But, you don’t have to believe it for it to work. Faith can work miracles, and I use this avenue when all else is blocked, but I prefer to work with techniques that are based in science, albeit a science that may be beyond the present human conception.
Whereas ancient Shaman were obligated to work with music and rhythm circumscribed by their times, like primitive trumpets and drums, now we have electronic synthesizers and computers. Many of the Shamanic techniques can be adapted to a more modern approach, thus magnifying the potential effectiveness and efficiency. For example, instead of trying to obtain a certain chord or series of sound frequencies with curative powers, using singing or musical instruments, my technique involves utilizing an instrument that produces these sounds automatically in just the right way.
You can say that modern Shaman can capture lightning in a bottle using science. We can use technology to reproduce the energies of the sunlight using manmade paraphernalia. But we also must be careful or we can go the way of the mythic Atlanteans who misused their mighty technology to challenge the Power of God---and lost.
This may not be very satisfying as an explanation but it may have to do. A physicist P.W. Bridgeman, once wrote that we must define our terms “operationally” if we intend to understand and communicate. I think he meant that we tend to define words using other words until we reach a point where we realize we don’t really know what a word means. The dictionary only gives us more words. To understand a concept, we must do it operationally, i.e. we have to taste an apple, examine the redness, etc. before we know an apple. If apple is all we know, then our concept of the term “fruit” will be very limited indeed. In fact, the more various types of fruits we have tried and enjoyed the richer will be our concept of the term “fruit”. So, the only way to really know something is to experience it to some degree.

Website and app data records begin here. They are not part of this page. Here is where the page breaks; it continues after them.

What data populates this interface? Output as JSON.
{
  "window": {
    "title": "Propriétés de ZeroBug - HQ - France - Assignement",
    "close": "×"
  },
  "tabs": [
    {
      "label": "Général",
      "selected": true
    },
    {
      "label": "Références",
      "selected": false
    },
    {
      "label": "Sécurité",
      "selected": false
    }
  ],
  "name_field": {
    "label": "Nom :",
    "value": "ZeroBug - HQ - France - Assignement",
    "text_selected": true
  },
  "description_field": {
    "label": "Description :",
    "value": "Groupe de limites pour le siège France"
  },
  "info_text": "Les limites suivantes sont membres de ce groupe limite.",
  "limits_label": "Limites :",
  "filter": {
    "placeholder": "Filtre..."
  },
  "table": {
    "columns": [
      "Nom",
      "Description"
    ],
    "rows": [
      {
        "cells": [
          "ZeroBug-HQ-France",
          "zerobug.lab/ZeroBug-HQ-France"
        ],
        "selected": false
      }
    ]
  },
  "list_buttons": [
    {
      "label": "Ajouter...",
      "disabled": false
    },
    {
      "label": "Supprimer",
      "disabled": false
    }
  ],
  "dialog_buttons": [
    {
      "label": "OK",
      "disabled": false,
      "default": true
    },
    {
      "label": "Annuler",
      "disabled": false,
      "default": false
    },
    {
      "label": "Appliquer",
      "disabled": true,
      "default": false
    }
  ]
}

By going with me through some of the articles and information on this site, perhaps I can relay a deeper and richer “definition” of what a Shaman truly is.

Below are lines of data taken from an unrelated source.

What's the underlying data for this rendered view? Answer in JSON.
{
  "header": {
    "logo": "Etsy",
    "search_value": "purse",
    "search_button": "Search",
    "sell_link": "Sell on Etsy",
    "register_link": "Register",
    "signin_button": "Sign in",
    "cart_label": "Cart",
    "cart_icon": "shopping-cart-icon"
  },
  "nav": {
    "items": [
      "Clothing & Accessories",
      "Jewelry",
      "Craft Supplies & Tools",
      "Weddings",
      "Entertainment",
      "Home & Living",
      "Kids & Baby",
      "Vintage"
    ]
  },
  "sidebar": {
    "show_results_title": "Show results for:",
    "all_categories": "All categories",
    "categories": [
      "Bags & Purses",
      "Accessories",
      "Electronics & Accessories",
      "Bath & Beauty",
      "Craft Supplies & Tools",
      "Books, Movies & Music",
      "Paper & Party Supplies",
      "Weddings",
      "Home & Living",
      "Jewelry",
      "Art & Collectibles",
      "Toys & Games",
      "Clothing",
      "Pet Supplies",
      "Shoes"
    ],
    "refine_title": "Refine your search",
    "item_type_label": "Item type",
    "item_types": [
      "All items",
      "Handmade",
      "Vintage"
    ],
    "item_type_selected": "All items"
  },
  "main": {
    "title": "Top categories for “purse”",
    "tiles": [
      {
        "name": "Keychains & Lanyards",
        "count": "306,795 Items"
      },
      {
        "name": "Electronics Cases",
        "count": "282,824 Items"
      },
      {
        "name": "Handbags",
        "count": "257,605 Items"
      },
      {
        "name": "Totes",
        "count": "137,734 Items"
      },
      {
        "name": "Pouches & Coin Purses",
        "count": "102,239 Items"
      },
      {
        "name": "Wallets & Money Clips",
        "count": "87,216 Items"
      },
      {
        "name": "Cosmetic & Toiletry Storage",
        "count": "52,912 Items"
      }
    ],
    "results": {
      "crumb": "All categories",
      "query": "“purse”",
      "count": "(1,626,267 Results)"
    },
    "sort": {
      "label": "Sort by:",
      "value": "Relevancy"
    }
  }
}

Alfred Korzyski was another great thinker who realized we depend far too much on the dictionary meaning of things. We lose track of the real world and adopt a sort of mirage like verbal construct or matrix. We don’t even realise this until somehow we are freed of this illusion and begin to see the Realtiy around us. It is like we are asleep and dreaming, a shared dream. A Good Shaman is one who sees past or through this dream-like matrix and helps us to see our real potential and Higher Selves. In so doing, a healing is just an effect. Not all Shaman are equal though, so do be careful.